» Prompt: Take the line that has "Convert this screenshot" in it and every line after it to the end of the entries, and reproduce them exactly.

──────── Records to process

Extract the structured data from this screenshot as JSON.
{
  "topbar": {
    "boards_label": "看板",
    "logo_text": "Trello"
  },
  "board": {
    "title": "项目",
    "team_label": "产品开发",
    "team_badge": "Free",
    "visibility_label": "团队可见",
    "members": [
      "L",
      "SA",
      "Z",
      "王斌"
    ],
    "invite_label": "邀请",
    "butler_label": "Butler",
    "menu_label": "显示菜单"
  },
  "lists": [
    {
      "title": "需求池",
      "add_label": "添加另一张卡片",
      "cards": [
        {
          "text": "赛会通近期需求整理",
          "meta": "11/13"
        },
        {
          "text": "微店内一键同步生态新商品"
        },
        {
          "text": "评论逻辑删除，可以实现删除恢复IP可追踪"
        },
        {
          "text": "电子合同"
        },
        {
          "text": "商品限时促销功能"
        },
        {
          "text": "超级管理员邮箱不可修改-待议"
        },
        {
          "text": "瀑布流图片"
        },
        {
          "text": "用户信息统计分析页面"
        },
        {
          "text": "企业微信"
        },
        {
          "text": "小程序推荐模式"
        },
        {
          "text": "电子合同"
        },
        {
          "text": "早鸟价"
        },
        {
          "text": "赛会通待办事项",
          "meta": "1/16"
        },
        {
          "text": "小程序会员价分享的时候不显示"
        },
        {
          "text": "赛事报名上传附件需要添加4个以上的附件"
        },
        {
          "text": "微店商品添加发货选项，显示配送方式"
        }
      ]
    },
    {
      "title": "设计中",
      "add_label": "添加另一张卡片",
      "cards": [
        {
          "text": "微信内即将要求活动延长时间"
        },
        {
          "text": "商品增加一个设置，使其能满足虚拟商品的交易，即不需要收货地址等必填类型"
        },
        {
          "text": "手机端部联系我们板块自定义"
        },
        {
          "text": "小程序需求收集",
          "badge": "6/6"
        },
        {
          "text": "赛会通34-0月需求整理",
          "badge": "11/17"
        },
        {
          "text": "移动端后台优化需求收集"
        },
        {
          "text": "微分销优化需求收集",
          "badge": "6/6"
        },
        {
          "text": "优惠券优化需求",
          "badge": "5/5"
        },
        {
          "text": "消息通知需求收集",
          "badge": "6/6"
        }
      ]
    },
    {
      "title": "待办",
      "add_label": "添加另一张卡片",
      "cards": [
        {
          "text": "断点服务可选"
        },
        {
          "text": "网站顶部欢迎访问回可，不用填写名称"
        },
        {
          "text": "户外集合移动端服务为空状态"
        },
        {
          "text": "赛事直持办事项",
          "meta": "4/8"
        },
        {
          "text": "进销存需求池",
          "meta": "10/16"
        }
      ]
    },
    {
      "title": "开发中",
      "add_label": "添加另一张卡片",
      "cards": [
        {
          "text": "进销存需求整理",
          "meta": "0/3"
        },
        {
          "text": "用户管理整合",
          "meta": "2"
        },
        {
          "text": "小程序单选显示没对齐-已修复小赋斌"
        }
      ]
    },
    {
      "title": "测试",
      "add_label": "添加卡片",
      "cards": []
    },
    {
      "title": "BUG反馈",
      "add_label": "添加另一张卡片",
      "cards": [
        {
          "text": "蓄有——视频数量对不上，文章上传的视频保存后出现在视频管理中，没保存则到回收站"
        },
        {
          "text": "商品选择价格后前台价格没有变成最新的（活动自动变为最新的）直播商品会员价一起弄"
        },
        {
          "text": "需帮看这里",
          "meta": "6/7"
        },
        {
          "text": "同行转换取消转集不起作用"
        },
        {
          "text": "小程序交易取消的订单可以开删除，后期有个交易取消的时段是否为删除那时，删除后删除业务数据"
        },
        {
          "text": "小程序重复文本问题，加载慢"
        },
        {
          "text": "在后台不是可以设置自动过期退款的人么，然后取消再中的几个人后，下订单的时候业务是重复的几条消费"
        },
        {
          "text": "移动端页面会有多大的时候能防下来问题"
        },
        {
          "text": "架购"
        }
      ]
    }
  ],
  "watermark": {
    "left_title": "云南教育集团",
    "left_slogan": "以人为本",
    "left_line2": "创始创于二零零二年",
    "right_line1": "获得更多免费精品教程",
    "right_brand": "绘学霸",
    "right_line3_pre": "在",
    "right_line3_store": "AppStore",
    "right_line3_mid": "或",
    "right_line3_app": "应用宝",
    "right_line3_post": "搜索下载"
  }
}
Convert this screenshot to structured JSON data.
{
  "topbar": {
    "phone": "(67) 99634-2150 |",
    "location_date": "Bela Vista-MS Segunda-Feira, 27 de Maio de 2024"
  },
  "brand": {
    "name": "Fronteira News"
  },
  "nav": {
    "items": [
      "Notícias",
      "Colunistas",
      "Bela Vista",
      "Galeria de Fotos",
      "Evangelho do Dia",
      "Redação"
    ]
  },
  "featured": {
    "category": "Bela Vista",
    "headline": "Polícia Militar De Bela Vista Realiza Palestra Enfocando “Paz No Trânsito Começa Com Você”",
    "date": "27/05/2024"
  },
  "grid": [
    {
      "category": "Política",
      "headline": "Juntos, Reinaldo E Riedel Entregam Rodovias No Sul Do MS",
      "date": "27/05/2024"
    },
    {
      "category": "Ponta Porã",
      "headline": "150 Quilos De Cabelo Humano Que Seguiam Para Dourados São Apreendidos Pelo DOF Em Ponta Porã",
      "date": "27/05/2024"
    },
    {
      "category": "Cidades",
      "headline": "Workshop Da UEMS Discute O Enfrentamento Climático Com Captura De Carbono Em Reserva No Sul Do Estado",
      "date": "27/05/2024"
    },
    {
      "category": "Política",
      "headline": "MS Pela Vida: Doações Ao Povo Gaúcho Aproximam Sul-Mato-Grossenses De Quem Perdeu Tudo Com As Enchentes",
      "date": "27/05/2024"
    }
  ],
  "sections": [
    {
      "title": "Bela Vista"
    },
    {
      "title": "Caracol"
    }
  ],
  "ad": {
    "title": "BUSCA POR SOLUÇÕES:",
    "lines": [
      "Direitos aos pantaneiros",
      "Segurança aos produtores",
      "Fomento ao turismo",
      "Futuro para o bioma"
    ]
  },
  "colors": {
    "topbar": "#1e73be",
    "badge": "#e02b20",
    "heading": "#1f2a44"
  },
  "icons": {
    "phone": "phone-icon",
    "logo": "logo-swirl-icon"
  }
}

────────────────

» Answer to the exercise:
Convert this screenshot to structured JSON data.
{
  "topbar": {
    "phone": "(67) 99634-2150 |",
    "location_date": "Bela Vista-MS Segunda-Feira, 27 de Maio de 2024"
  },
  "brand": {
    "name": "Fronteira News"
  },
  "nav": {
    "items": [
      "Notícias",
      "Colunistas",
      "Bela Vista",
      "Galeria de Fotos",
      "Evangelho do Dia",
      "Redação"
    ]
  },
  "featured": {
    "category": "Bela Vista",
    "headline": "Polícia Militar De Bela Vista Realiza Palestra Enfocando “Paz No Trânsito Começa Com Você”",
    "date": "27/05/2024"
  },
  "grid": [
    {
      "category": "Política",
      "headline": "Juntos, Reinaldo E Riedel Entregam Rodovias No Sul Do MS",
      "date": "27/05/2024"
    },
    {
      "category": "Ponta Porã",
      "headline": "150 Quilos De Cabelo Humano Que Seguiam Para Dourados São Apreendidos Pelo DOF Em Ponta Porã",
      "date": "27/05/2024"
    },
    {
      "category": "Cidades",
      "headline": "Workshop Da UEMS Discute O Enfrentamento Climático Com Captura De Carbono Em Reserva No Sul Do Estado",
      "date": "27/05/2024"
    },
    {
      "category": "Política",
      "headline": "MS Pela Vida: Doações Ao Povo Gaúcho Aproximam Sul-Mato-Grossenses De Quem Perdeu Tudo Com As Enchentes",
      "date": "27/05/2024"
    }
  ],
  "sections": [
    {
      "title": "Bela Vista"
    },
    {
      "title": "Caracol"
    }
  ],
  "ad": {
    "title": "BUSCA POR SOLUÇÕES:",
    "lines": [
      "Direitos aos pantaneiros",
      "Segurança aos produtores",
      "Fomento ao turismo",
      "Futuro para o bioma"
    ]
  },
  "colors": {
    "topbar": "#1e73be",
    "badge": "#e02b20",
    "heading": "#1f2a44"
  },
  "icons": {
    "phone": "phone-icon",
    "logo": "logo-swirl-icon"
  }
}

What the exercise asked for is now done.